- [Task requirements]
Find and copy each line of the records where the string "management" shows up.

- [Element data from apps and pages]
######

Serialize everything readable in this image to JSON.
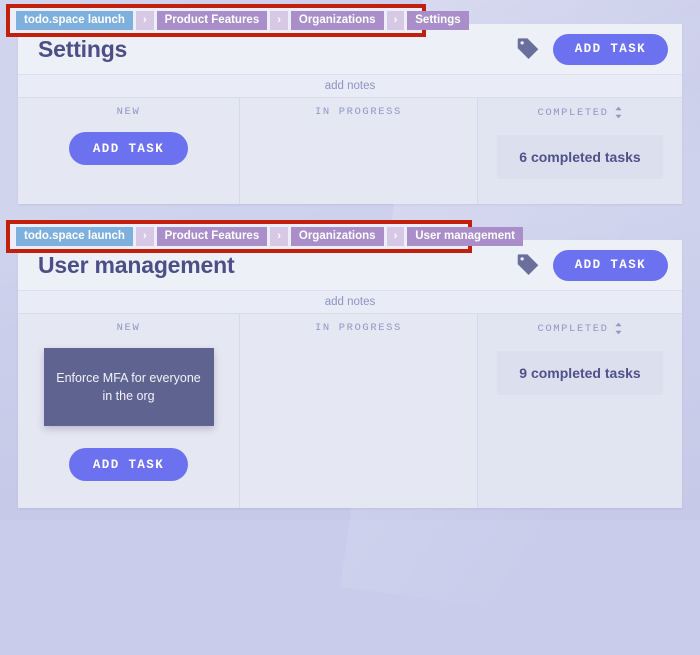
{
  "page": {
    "background_color": "#c9cdeb",
    "accent_color": "#6c71f0",
    "annotation_color": "#c21f0d"
  },
  "breadcrumbs": [
    {
      "name": "settings-breadcrumb",
      "separator": "›",
      "items": [
        {
          "label": "todo.space launch",
          "kind": "root"
        },
        {
          "label": "Product Features",
          "kind": "mid"
        },
        {
          "label": "Organizations",
          "kind": "mid"
        },
        {
          "label": "Settings",
          "kind": "leaf"
        }
      ]
    },
    {
      "name": "user-management-breadcrumb",
      "separator": "›",
      "items": [
        {
          "label": "todo.space launch",
          "kind": "root"
        },
        {
          "label": "Product Features",
          "kind": "mid"
        },
        {
          "label": "Organizations",
          "kind": "mid"
        },
        {
          "label": "User management",
          "kind": "leaf"
        }
      ]
    }
  ],
  "boards": [
    {
      "title": "Settings",
      "tag_icon": "tag-icon",
      "add_task_label": "ADD TASK",
      "notes_label": "add notes",
      "columns": {
        "new": {
          "title": "NEW",
          "add_task_label": "ADD TASK",
          "cards": []
        },
        "in_progress": {
          "title": "IN PROGRESS",
          "cards": []
        },
        "completed": {
          "title": "COMPLETED",
          "sort_icon": "sort-chevrons-icon",
          "summary": "6 completed tasks",
          "count": 6
        }
      }
    },
    {
      "title": "User management",
      "tag_icon": "tag-icon",
      "add_task_label": "ADD TASK",
      "notes_label": "add notes",
      "columns": {
        "new": {
          "title": "NEW",
          "add_task_label": "ADD TASK",
          "cards": [
            {
              "text": "Enforce MFA for everyone in the org"
            }
          ]
        },
        "in_progress": {
          "title": "IN PROGRESS",
          "cards": []
        },
        "completed": {
          "title": "COMPLETED",
          "sort_icon": "sort-chevrons-icon",
          "summary": "9 completed tasks",
          "count": 9
        }
      }
    }
  ]
}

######

- [Response area]
      "name": "user-management-breadcrumb",
          "label": "User management",
      "title": "User management",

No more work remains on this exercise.